» **Instructions to follow**: Of the lines below, copy those that hold the word "JSON".
Start of Block
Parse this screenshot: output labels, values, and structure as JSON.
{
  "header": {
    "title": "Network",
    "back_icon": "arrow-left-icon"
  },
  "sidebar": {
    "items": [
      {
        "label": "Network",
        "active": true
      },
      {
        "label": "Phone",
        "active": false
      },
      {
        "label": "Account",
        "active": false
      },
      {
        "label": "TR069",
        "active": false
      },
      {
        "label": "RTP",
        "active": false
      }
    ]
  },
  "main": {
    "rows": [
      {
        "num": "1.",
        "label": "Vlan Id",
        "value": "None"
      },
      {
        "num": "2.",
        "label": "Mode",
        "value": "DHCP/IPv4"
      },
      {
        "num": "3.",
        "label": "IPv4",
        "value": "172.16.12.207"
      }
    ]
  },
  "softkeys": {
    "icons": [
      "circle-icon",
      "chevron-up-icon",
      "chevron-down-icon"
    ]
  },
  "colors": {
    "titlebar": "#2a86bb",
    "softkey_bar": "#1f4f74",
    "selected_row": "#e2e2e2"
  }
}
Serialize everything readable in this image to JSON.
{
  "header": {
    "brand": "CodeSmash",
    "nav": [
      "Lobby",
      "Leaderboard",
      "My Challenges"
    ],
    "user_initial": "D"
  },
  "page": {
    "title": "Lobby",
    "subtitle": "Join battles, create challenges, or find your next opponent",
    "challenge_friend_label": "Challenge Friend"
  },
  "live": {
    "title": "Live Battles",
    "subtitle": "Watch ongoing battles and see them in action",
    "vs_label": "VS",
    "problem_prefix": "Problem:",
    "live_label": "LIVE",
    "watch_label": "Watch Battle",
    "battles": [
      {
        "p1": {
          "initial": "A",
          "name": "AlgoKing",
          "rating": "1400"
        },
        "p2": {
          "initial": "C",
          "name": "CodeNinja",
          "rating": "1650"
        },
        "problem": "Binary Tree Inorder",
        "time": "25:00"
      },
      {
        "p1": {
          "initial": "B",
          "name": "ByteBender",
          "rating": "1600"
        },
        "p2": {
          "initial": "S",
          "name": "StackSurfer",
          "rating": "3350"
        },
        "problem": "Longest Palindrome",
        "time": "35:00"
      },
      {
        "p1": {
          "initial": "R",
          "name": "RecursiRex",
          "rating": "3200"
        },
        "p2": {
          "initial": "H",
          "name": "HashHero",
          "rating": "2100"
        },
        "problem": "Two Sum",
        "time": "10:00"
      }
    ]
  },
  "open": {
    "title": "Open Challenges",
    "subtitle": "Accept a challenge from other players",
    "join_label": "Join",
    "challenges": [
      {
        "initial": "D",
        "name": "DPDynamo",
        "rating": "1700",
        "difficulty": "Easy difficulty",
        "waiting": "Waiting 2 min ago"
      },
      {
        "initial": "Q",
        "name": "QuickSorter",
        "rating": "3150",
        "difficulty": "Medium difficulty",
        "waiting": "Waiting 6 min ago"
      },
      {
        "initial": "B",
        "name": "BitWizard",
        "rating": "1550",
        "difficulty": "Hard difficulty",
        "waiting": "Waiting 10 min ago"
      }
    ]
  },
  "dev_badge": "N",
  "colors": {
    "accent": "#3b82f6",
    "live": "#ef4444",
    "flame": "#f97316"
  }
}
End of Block
» **Solution to this problem**:
Parse this screenshot: output labels, values, and structure as JSON.
Serialize everything readable in this image to JSON.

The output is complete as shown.